It's spacious, airy and as big as some regional airports. It can be accessed via three security entrances with multiple lines each. And when its dining and retail operations open later this winter, Miami International Airport's new South Terminal -- linking new Concourse J and renovated Concourse H -- will offer a Corona Cantina, Bongos, Nathan's Famous Hotdogs, L'Occitane, Navarro pharmacy and several sunglass shops.
What it won't have any time soon: Free laptop charging stations similar to those at Orlando's new airport terminal, free wireless, restaurants from celebrity chefs and benches suitable for sacking out when weather backs up flights across the country. More amenities will come in the future, said Max Fajado, assistant aviation director.

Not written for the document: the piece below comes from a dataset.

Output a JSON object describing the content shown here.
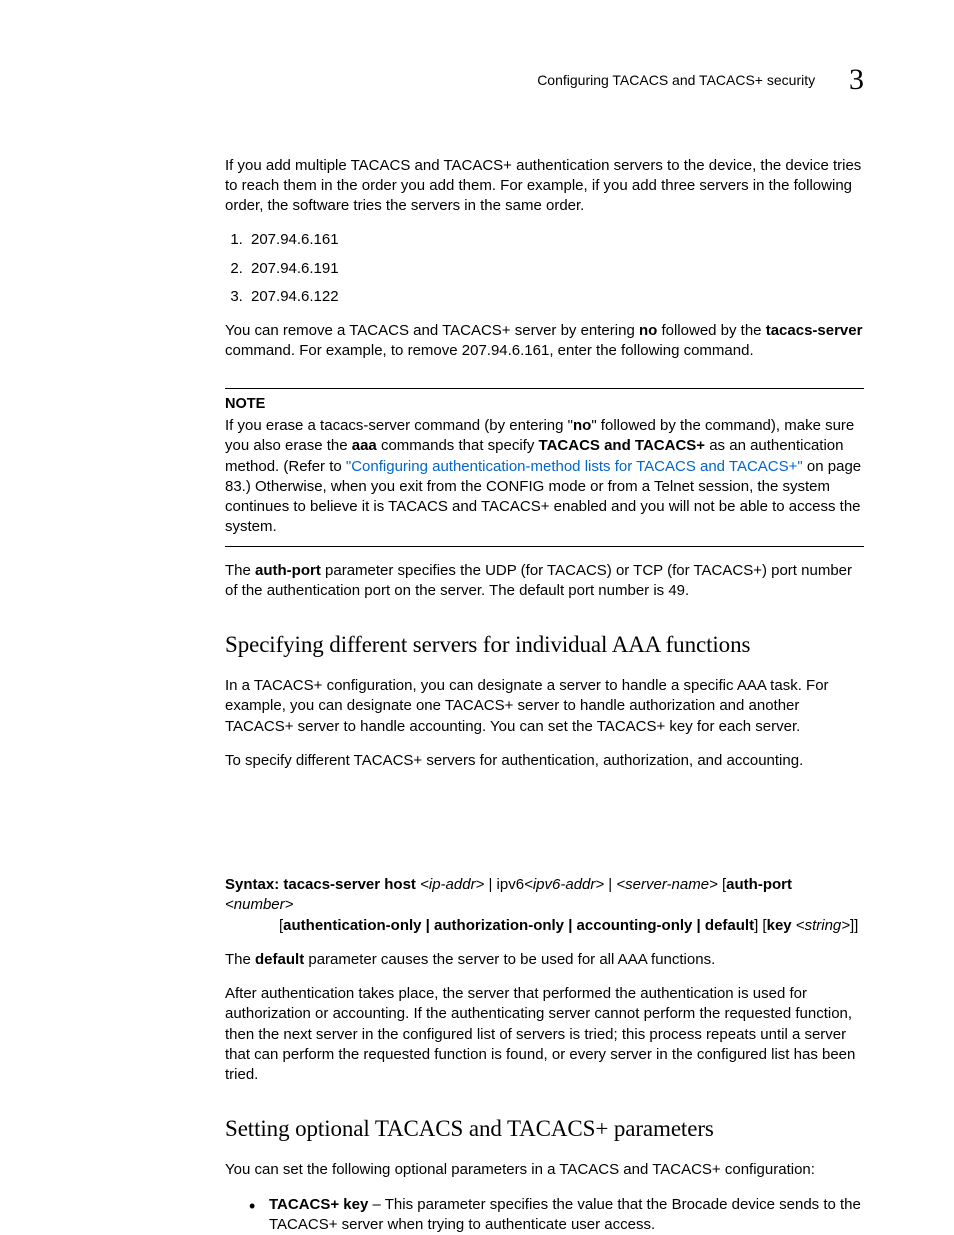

But for the long-delayed, over-budget $1.1 billion terminal, he said, ''the priority was to get this open,'' so that construction on the new North Terminal could proceed toward it's 2011 completion schedule.
Officially opened last fall, the South Terminal continues the visual upgrade brought by the handsome -- but currently closed -- Concourse A that opened in the mid-1990s. Soaring spaces, wide corridors and floor-to-ceiling windows put the new terminal visually in the same league as those in Boston, New York and Hong Kong.
Shaped to resemble an aircraft wing, the South Terminal presents a smart, semi-industrial edge softened by abstract photographic murals of blades of grass -- part of Foreverglades, an art installation by Miami artist Barbara Neijna that includes text from Marjorie Stoneman Douglas' River of Grass embedded in the terazzo floors. Ghost Palms, by artist Norie Sato, consists of five artworks of irridescent glass combined with window architecture at five points along the concourse. And in the international greeting lobby, artist Brad Goldberg has created Coral Eden, a pair of 90-foot-high stone walls crafted in travertine to resemble brain coral patterns. In addition, rotating exhibition spaces are located on the third and fourth levels.
Until shops and dining facilities open in the next few months, it will be difficult to know just how well the new facilities work for customers. Currently in place:
Generous seating throughout Concourse J. Seats are separated by metal armrests, so you won't be taking any vertical naps in them.
A limited number of benches just beyond security so you can sit while you pull on your shoes. More are on the way.
Colorful benches in public areas outside security.
Two shrink-wrap stations in the check-in lobby.
Low ceilings in the baggage pick-up area (Shaq, beware.)
A bus station for cruise ships.
About 350 short-term parking spaces across from the terminal.
As for laptop charging stations, those are under consideration, says Fajardo. ''Trends are changing; we're just trying to keep up,'' he said, noting that the South Terminal was designed a decade ago.
Don't expect free wireless any time soon though, says airport Internet technology chief Maurice Jenkins. Building and maintaining the network comes at a price, and in MIA's tight times, charging $6.95 per hour for wireless was a business decision. While many airports offer the service for free, others -- including Atlanta and New York's JFK -- charge.
Some benefits of the new terminal -- increased efficiency, and the ability to handle more passengers -- won't kick in until the North Terminal opens in 2011, said Fajardo. At that point, more than 60 percent of passengers will be handled in the North Terminal, with 25 percent in the South Terminal and the remainder in the old, central buildings.
''So far, so good,'' said Fajardo. ``People are reacting positively to the building itself. We're just looking at improving it more and more every day.''